:: Information given ::

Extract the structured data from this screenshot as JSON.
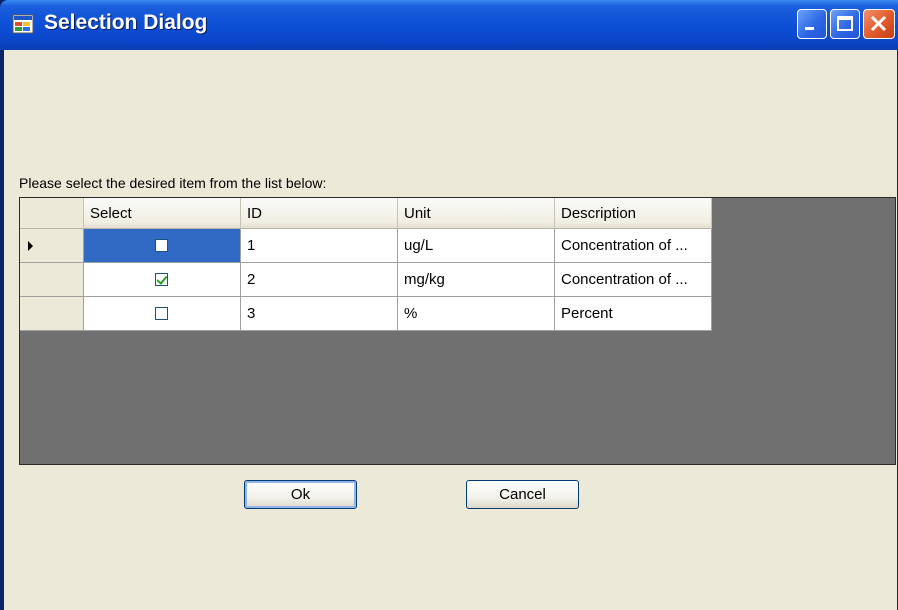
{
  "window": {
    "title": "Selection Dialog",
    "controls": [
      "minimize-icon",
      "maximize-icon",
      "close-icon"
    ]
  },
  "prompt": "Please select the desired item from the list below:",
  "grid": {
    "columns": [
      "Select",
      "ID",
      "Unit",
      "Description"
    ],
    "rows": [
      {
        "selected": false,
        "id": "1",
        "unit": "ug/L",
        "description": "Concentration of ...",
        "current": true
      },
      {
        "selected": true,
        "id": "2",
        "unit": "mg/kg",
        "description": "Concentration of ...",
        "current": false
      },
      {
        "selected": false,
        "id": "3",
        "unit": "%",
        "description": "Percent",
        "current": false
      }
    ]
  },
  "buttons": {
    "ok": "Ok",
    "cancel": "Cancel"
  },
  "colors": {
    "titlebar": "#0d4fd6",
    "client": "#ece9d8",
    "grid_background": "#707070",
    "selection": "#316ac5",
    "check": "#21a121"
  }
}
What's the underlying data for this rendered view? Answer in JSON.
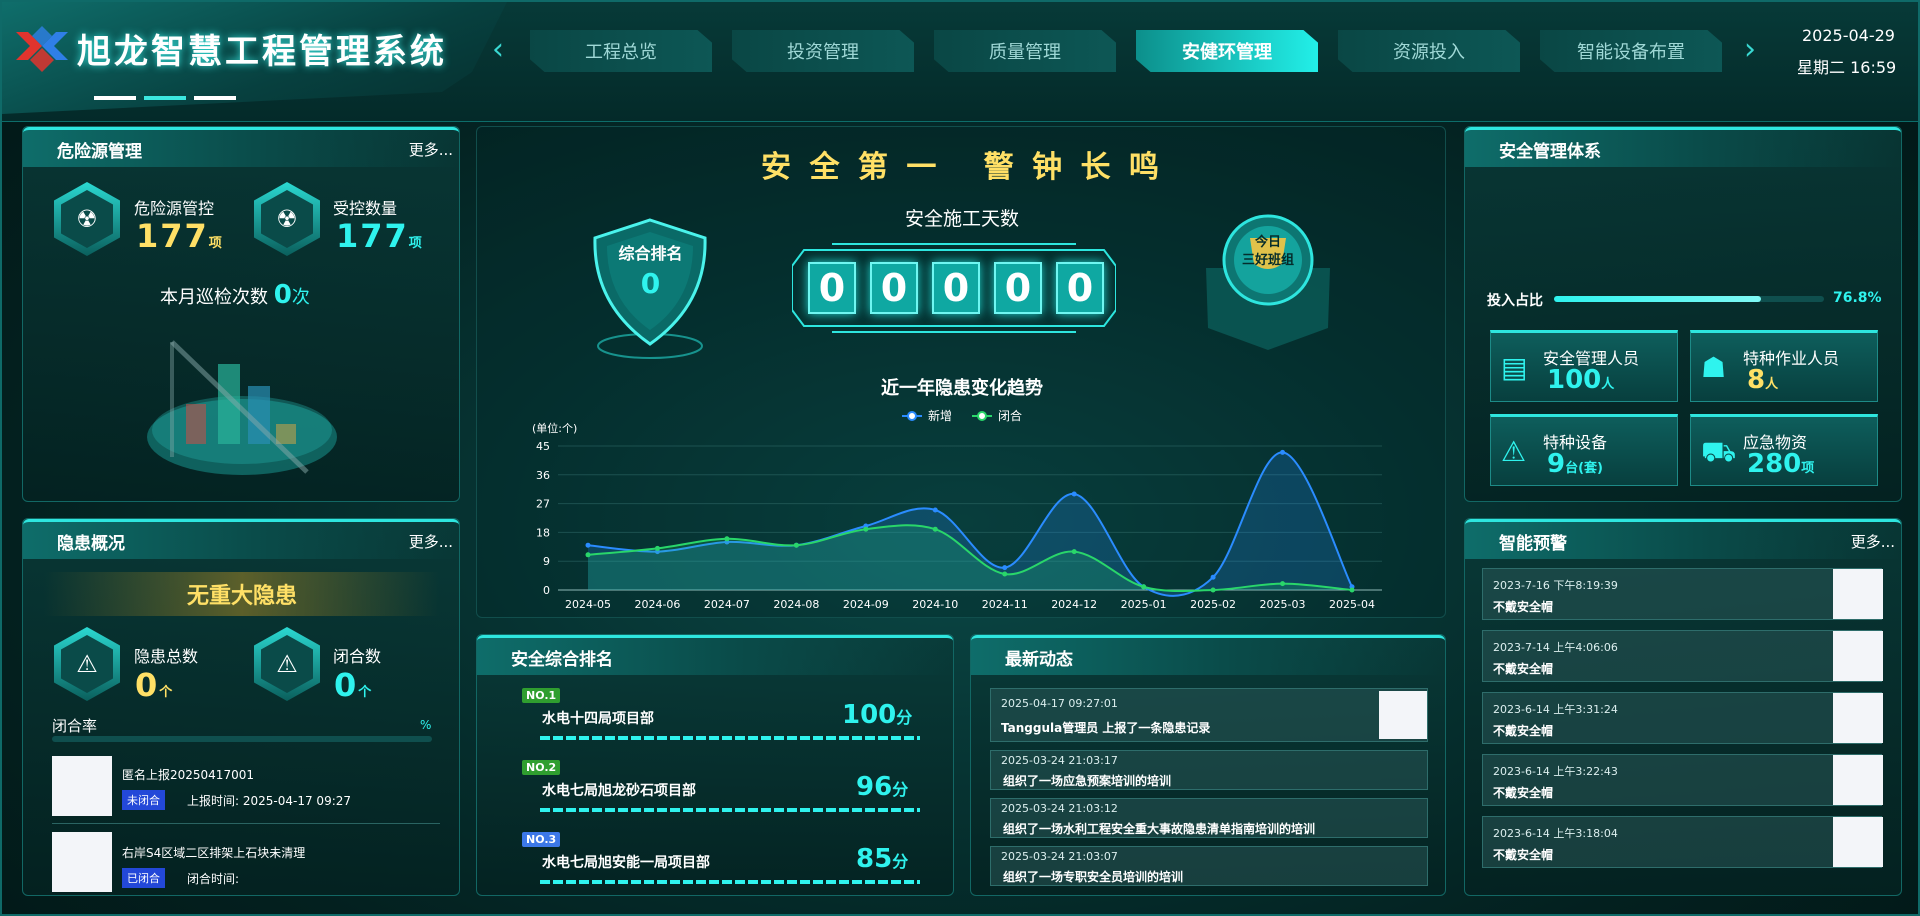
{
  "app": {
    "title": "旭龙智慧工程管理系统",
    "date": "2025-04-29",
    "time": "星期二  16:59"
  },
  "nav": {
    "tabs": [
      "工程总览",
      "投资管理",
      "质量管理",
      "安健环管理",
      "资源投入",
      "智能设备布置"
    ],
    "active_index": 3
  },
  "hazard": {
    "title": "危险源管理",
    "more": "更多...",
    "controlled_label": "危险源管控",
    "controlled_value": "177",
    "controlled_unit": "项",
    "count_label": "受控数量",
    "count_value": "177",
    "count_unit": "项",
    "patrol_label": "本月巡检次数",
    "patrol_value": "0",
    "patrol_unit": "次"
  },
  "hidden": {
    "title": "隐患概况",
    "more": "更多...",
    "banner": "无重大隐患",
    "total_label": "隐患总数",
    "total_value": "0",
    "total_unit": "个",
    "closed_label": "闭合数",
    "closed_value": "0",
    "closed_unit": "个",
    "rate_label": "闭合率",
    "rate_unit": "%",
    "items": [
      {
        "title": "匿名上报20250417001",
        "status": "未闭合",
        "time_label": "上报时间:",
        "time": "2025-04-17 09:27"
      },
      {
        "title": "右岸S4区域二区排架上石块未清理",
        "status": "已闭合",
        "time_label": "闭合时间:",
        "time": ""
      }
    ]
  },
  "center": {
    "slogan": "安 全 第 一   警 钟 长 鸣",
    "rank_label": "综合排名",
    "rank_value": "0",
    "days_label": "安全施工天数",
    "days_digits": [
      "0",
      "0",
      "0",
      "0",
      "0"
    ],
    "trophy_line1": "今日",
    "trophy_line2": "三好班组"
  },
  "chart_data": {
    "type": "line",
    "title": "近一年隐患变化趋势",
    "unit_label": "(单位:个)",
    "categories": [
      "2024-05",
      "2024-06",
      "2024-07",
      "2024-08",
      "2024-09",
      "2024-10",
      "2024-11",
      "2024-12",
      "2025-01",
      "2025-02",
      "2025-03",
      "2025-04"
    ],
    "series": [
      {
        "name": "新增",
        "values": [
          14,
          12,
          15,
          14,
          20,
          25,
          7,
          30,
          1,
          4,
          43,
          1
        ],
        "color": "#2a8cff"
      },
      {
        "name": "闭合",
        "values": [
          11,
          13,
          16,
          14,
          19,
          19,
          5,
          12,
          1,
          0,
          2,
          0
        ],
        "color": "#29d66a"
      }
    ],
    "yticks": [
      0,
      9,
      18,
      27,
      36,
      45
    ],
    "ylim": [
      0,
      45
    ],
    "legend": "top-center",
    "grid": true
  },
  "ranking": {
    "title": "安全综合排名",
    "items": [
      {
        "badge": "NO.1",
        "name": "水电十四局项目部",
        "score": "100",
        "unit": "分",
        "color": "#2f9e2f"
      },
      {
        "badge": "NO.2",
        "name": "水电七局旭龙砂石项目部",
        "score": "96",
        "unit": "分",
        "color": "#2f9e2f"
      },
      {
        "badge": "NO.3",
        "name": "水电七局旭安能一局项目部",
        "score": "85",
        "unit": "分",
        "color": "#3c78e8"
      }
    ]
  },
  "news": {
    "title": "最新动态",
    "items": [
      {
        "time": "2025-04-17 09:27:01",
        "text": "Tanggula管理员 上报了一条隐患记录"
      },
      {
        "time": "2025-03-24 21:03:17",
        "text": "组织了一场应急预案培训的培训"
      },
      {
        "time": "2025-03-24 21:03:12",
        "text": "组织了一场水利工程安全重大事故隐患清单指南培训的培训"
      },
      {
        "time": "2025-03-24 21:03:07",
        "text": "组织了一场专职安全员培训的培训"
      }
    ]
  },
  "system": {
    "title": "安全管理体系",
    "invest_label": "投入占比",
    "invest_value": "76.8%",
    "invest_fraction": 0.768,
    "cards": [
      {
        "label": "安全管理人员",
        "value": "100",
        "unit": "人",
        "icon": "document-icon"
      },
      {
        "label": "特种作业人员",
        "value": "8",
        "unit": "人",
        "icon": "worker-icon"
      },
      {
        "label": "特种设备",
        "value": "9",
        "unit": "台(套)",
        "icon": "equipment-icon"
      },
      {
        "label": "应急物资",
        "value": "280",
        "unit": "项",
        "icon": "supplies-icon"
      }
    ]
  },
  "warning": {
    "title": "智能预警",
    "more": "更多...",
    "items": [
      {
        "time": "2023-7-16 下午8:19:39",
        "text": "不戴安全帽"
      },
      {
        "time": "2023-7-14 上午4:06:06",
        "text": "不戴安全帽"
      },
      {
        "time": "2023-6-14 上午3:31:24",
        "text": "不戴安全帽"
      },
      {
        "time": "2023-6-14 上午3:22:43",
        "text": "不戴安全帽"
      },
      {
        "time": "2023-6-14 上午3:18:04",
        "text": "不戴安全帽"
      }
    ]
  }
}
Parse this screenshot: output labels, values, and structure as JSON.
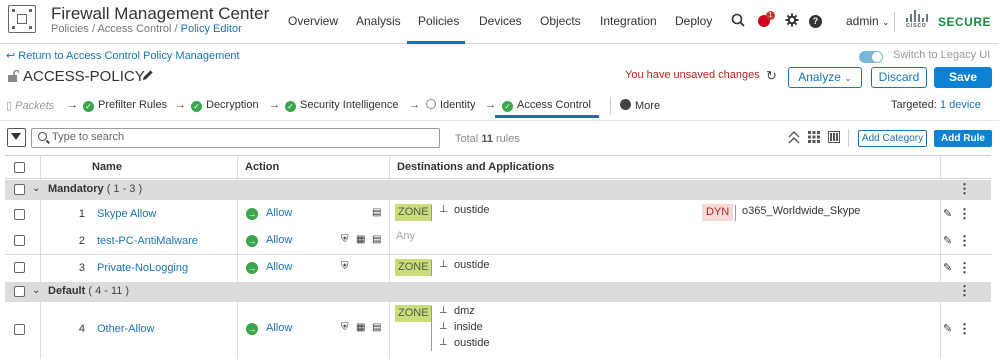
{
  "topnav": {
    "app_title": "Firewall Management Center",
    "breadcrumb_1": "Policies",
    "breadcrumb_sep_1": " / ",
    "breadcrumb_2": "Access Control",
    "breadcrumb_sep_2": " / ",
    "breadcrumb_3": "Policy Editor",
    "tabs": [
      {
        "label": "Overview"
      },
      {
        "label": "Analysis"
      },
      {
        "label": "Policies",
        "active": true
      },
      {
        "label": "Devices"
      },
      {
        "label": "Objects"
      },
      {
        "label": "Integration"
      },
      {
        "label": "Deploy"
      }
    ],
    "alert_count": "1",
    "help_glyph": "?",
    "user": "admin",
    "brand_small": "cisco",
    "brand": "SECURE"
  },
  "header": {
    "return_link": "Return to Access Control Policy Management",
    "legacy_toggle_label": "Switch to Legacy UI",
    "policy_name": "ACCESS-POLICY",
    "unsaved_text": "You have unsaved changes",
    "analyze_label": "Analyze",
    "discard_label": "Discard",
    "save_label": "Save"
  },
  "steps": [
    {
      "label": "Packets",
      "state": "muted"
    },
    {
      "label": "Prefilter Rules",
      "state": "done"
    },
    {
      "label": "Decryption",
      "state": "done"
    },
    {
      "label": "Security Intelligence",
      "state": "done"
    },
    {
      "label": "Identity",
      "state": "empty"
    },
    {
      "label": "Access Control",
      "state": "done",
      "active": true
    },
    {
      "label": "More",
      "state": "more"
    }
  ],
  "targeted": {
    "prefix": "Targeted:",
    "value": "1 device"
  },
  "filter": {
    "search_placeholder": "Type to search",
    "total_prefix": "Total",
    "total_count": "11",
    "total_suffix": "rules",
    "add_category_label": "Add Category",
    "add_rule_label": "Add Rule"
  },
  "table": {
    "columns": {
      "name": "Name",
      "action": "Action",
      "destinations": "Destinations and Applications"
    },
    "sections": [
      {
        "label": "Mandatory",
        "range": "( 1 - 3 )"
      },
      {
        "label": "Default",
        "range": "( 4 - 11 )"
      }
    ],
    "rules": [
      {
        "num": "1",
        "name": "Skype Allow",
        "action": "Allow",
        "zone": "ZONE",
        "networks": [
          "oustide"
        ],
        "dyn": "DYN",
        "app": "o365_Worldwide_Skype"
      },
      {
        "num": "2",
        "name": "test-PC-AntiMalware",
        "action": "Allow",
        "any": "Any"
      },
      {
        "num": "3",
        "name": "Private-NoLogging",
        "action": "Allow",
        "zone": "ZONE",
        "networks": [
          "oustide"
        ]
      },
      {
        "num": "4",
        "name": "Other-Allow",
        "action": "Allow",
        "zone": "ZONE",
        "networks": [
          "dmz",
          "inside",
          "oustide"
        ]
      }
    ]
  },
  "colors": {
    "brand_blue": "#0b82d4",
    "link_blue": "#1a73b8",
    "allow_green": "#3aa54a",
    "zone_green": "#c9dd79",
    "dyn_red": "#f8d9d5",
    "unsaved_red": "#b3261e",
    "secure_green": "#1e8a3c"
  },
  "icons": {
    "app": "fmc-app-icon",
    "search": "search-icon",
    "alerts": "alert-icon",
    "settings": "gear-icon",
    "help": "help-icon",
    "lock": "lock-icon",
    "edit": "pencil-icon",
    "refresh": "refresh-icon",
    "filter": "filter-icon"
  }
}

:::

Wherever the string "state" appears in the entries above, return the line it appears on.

• Result:
      "state": "muted"
      "state": "done"
      "state": "done"
      "state": "done"
      "state": "empty"
      "state": "done",
      "state": "more"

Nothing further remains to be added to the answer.